### TASK STATEMENT:
Below are the records; copy each line in them that holds the word "screenshot".

### RECORDS PROVIDED:
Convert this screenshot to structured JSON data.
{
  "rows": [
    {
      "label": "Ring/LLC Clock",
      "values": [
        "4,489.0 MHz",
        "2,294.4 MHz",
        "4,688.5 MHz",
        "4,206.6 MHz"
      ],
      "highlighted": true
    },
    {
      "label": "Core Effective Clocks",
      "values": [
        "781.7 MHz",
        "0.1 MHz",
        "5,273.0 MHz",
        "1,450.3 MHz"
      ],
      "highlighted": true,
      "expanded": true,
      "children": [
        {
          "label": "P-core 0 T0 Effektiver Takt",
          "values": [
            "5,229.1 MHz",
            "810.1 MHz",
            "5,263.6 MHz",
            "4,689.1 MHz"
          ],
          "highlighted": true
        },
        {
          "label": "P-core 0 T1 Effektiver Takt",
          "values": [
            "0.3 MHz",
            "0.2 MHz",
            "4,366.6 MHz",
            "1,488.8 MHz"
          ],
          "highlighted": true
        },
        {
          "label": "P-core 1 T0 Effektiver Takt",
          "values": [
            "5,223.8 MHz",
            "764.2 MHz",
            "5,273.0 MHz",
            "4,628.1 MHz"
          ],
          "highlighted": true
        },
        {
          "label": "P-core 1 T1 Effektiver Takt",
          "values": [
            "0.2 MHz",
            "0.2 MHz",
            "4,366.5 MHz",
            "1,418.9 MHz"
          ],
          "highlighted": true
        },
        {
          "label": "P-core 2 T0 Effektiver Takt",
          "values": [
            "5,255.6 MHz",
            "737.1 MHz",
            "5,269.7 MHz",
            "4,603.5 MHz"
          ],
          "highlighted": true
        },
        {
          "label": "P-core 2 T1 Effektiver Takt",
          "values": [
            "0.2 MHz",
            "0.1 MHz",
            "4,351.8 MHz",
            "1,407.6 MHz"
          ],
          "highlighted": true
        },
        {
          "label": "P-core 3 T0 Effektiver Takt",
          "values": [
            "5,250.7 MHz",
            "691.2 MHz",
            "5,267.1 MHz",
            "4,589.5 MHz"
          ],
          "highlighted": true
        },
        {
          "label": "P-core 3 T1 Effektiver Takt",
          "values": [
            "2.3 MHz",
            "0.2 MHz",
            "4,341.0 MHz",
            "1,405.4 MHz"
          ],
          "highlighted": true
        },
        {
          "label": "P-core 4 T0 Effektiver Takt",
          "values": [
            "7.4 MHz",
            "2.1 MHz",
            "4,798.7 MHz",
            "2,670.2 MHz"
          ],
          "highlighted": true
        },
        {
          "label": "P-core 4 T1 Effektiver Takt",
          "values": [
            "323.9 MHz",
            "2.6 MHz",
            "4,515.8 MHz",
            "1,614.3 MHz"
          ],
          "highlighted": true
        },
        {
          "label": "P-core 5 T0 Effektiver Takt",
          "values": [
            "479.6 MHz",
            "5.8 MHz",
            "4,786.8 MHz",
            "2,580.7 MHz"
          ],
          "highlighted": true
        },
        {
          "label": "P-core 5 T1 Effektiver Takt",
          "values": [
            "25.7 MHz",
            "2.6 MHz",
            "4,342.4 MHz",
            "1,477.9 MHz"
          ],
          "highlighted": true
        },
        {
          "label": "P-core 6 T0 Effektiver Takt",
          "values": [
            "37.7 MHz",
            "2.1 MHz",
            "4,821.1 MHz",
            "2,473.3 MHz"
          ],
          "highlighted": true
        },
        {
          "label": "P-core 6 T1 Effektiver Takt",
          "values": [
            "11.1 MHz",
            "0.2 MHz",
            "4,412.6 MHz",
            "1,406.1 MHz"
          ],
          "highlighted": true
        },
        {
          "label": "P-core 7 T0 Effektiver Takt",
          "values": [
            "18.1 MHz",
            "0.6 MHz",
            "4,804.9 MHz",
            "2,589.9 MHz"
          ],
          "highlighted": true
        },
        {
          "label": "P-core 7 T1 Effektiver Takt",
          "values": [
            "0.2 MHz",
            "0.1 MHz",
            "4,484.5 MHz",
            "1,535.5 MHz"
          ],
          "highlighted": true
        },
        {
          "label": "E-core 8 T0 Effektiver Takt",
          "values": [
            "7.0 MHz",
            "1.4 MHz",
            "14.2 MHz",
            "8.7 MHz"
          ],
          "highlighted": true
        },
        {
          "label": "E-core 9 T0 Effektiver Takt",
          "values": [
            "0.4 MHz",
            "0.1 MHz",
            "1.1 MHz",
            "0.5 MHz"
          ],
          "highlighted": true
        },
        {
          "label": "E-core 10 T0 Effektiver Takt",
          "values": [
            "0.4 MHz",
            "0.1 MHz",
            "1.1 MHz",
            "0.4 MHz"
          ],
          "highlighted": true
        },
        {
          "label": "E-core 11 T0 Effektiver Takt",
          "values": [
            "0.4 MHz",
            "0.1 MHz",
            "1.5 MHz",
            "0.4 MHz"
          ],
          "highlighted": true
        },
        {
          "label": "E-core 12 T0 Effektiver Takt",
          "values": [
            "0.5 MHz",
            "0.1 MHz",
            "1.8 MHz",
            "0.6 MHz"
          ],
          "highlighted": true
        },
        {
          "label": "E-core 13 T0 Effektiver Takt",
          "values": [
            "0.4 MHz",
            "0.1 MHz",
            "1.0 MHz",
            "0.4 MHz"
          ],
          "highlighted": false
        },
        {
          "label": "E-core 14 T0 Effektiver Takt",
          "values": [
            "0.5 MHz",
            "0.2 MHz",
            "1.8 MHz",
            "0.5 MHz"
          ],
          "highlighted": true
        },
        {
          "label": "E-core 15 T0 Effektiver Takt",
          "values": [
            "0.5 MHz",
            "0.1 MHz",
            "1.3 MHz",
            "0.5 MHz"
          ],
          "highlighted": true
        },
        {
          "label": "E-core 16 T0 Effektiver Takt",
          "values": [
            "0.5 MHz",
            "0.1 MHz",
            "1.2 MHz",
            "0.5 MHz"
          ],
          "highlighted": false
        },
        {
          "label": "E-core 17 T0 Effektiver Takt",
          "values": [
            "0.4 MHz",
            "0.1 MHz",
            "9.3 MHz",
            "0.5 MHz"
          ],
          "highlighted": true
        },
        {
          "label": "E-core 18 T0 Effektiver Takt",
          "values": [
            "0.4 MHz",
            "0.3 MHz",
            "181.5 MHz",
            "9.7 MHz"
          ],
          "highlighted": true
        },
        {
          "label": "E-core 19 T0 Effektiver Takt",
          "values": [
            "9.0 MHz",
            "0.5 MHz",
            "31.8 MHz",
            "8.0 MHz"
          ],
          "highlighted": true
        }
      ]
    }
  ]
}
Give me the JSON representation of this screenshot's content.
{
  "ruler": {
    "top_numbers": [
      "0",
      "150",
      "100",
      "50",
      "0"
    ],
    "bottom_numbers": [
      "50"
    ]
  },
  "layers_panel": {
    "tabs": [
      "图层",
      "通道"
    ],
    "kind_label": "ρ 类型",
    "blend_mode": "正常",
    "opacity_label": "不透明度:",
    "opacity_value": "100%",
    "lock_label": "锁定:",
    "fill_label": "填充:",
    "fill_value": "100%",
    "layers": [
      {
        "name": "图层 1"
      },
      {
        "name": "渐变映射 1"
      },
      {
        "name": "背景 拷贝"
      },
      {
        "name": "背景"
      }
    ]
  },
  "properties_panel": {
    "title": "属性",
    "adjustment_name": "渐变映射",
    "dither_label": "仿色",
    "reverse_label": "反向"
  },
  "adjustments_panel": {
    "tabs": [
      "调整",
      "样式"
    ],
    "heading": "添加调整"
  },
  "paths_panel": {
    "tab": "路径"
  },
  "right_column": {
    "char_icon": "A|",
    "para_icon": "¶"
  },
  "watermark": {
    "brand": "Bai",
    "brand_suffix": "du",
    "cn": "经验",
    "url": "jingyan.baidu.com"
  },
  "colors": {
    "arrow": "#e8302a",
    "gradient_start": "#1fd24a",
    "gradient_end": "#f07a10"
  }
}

### ANSWER FOR THIS EXERCISE:
Convert this screenshot to structured JSON data.
Give me the JSON representation of this screenshot's content.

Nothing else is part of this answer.